[Howson mentions this in Chapter 5, under 'mixed domains'.]
[These might help, you need only scan them.]
K.H.Blasius et al. eds. Sorts and Types in Artificial Intelligence
Maria Manzano  Extensions of First-Order Logic
John Sowa  Knowledge Representation
Extending the notation
At first site, having an equivalence between types (lower case letters a..v) and monadic predicates (upper case A..V) might seem limiting. But it can be extending to a degree by introducing definitions for more complex single variable predicates. For example, say you have
(Mx∧Dx)⊃Nx (*notice the free variable x*)
as a fancier category (those things which if they are M and D are also N), then you could introduce a monadic predicate definition for this, via an equivalence eg
12/13/09 under construction
Order Sorted Logic
A Oberschelp  'Order-Sorted Predicate Logic' in K.H.Blasius et al. eds. Sorts and Types in Artificial Intelligence
We have seen that sorted logic is more natural in most settings (for example, we don't want to be concerning ourselves with whether Julius Caesar is or is not a prime number).
And the sorts may well be disjoint: people are one sort, numbers are another sort, and nothing is both.
(Many) sorted logic, with sorts or sort labels, is very similar in concept and execution to the types and type labels just discussed (in fact, many texts use the two terms interchangeably). There is, though, a conceptual difference. It is that whereas both ordinary logic and logic with type labels use one (homogenous) domain or universe, sorted logic uses a (usually stratified, heterogenous) domain which consists of two or more sub-domains.
An example will help.
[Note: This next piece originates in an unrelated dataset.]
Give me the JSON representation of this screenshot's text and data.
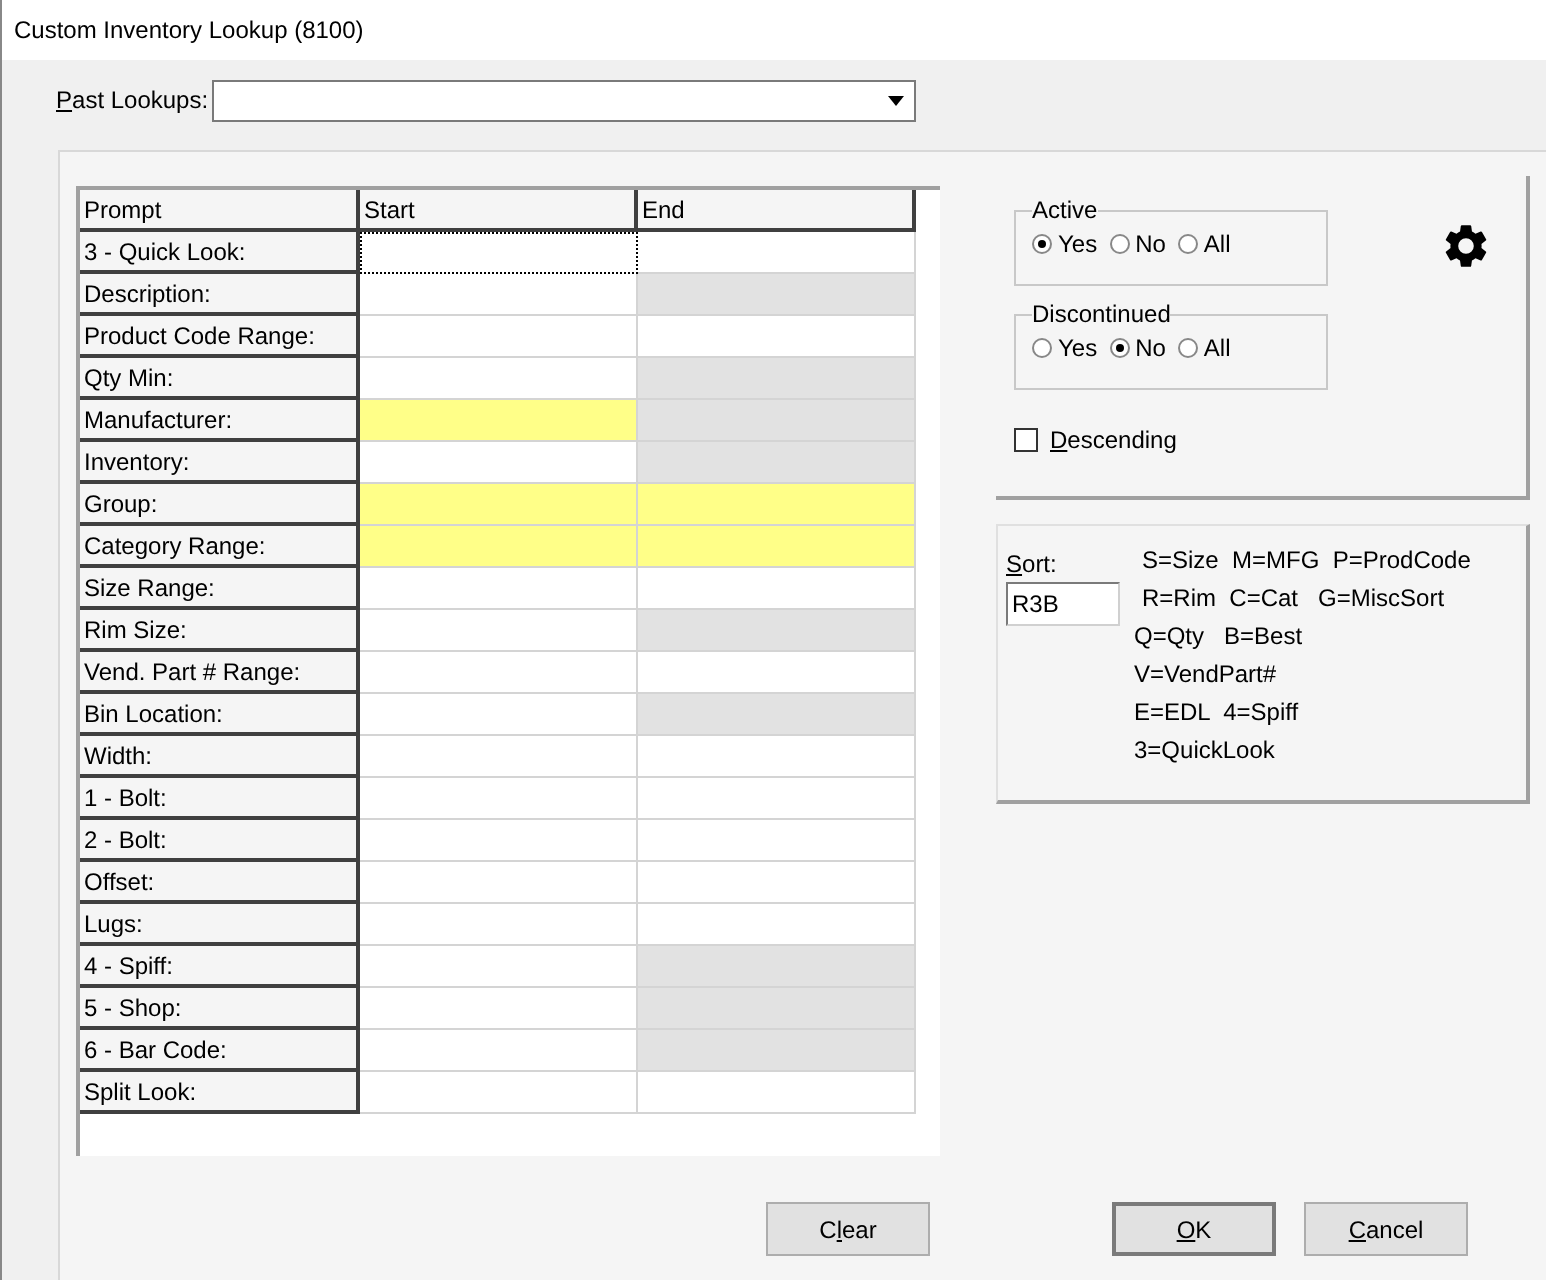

Type labels are one way to approach what seem to be different domains in use in the same reasoning. What we are going to do here is to tag the variables with a type to indicate that they are subject to a particular monadic (one-place) predicate applying to what they pick out. An example will help, say 'All men die' is symbolized